---------- RECORDS SHOWN ----------

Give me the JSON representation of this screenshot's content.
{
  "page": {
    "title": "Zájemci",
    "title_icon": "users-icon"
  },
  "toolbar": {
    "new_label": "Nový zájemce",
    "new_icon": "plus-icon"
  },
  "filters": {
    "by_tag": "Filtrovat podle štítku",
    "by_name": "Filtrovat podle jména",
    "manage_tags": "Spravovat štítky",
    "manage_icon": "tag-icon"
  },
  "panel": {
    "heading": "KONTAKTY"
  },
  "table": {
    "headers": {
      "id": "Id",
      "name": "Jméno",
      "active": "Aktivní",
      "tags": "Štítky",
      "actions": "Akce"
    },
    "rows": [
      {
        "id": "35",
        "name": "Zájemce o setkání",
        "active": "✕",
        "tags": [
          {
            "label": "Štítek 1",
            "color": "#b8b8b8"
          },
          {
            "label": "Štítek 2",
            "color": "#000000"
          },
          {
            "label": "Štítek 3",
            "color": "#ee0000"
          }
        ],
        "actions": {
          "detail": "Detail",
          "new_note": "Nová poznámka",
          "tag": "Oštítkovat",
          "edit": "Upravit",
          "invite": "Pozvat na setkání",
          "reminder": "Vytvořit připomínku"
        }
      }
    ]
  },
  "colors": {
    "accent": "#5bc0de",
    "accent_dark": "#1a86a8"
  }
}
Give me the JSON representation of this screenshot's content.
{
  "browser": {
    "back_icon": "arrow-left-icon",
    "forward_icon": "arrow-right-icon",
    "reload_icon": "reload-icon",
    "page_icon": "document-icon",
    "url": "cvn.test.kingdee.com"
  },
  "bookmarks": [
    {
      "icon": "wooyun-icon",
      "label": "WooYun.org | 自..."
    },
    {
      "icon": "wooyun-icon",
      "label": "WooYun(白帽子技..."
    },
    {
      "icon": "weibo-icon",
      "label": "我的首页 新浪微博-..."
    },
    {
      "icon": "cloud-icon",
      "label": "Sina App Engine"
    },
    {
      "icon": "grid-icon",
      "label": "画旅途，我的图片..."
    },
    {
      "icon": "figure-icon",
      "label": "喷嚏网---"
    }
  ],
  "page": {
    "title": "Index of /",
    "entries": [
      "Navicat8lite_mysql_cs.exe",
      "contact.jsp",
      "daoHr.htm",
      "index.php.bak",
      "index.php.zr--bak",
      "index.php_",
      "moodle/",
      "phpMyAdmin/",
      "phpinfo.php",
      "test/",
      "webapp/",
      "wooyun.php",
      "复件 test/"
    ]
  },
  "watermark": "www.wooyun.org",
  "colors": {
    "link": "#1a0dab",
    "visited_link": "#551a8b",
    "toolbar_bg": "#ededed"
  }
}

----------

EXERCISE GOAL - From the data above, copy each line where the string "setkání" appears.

EXERCISE RESPONSE -
        "name": "Zájemce o setkání",
          "invite": "Pozvat na setkání",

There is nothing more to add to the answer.